Do not drive a vehicle or operate mechanical equipment for several days after surgery until you are sure you can safely handle this with no risk of injury or incident.
You may resume basic activity in 3-5 days unless otherwise instructed.
Drink clear liquids (apple juice, ginger ale, broth, 7-Up, etc.). Progress to your regular diet as you feel able. Do not drink alcoholic beverages during the first 24 hours post-operative.
A common occurrence after anesthesia is a low-grade fever during the first 24 to 48 hours post-operatively. The fever is usually below 101° and slowly abates. Tylenol works well to keep it in check. If you develop a high fever (temperature over 101°) shaking, chills, unexpected/severe pain, redness or swelling, please contact our office for consultation or examination. It is normal to have swelling on the affected foot and leg during the first 1-2 weeks. This can be relieved by elevation of the leg, moving the ankle up and down to exercise the calf muscles, and by use of the post-operative stocking. If you develop major pain, tenderness, warmth, or swelling in your calf, contact our office.
A post-operative assessment with your surgeon, his nurse practitioner, or your local family doctor will be made at 1-3 days following surgery for removal of the pain pump, wound assessment and dressing change. Physical therapy may begin after this dressing change for range of motion, strengthening and progressing with weight bearing as comfortable. Your therapy program is equally as important as your operation to regain your range of motion, your muscle strength and return to function since this has been limited by your arthritis for many months prior to surgery. Your surgeon, nurse practitioner and therapist will monitor your rehabilitation and progress, and if you have questions or concerns, please feel free to discuss your situation with them.

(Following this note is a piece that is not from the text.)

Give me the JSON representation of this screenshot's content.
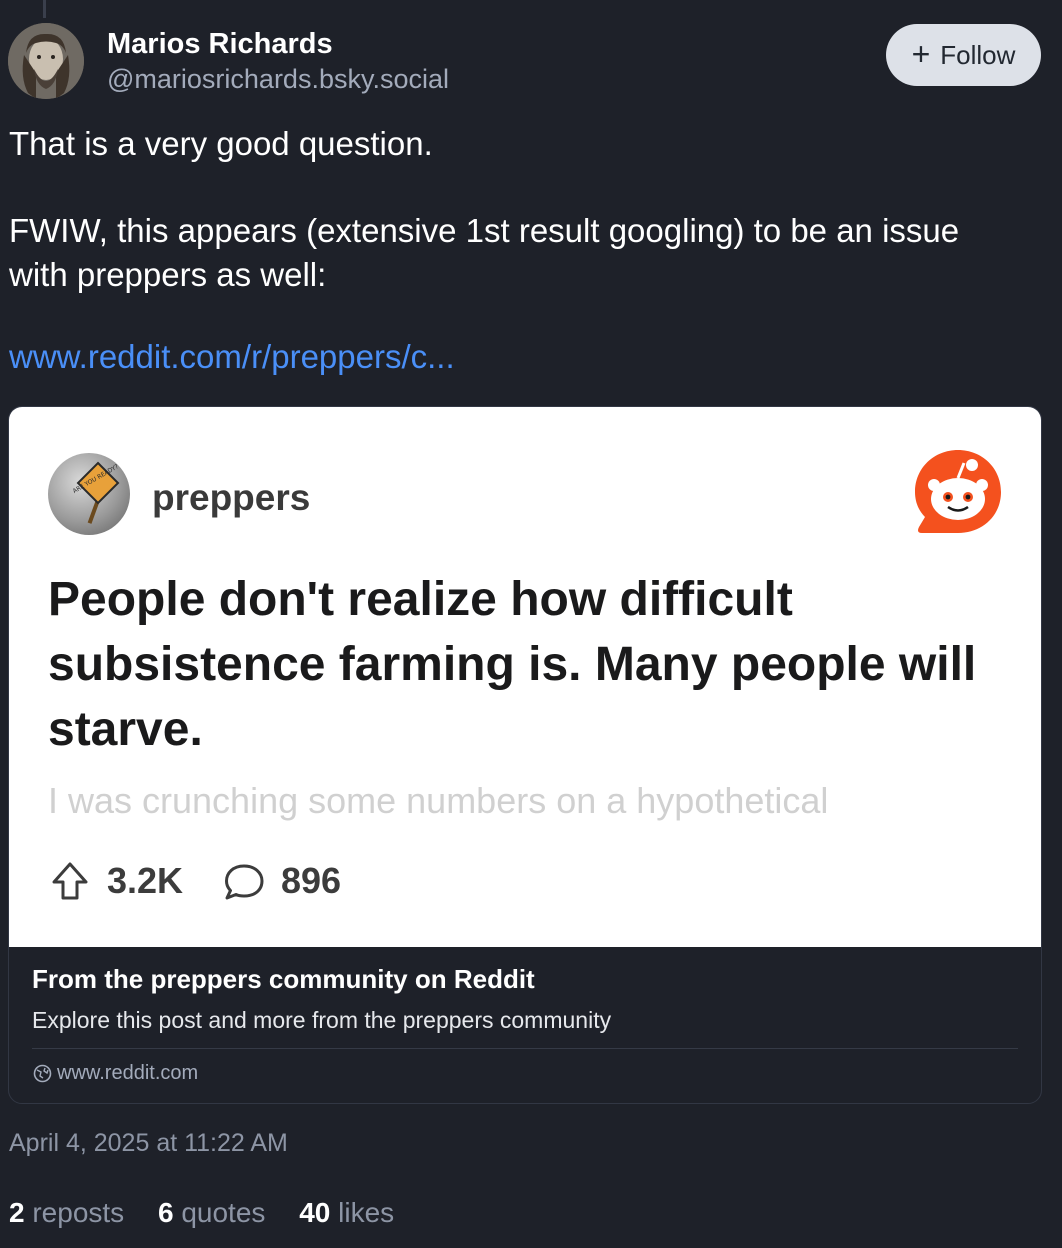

If you have a problem of an emergency nature and are unable to reach your doctor, go to the Altru Hospital Emergency Room (phone: 701-780-5280); or your nearest hospital or emergency facility.
Contact Your Physician (Or His Alternate) If You Have Any Problems:
- Fever greater than 101 degrees orally or if at all questionable.
- Excessive bleeding
- Separation of the incision
- Excessive swelling or tenderness
- Unusual drainage: pus-like drainage (white, yellow, or greenish in color); any excessive drainage
from the area; foul odor from the incision or dressing.
- Change in color around the area; excessive redness may indicate infection
- Change in temperature around the area: unusual warmth
- Increased pain in operative area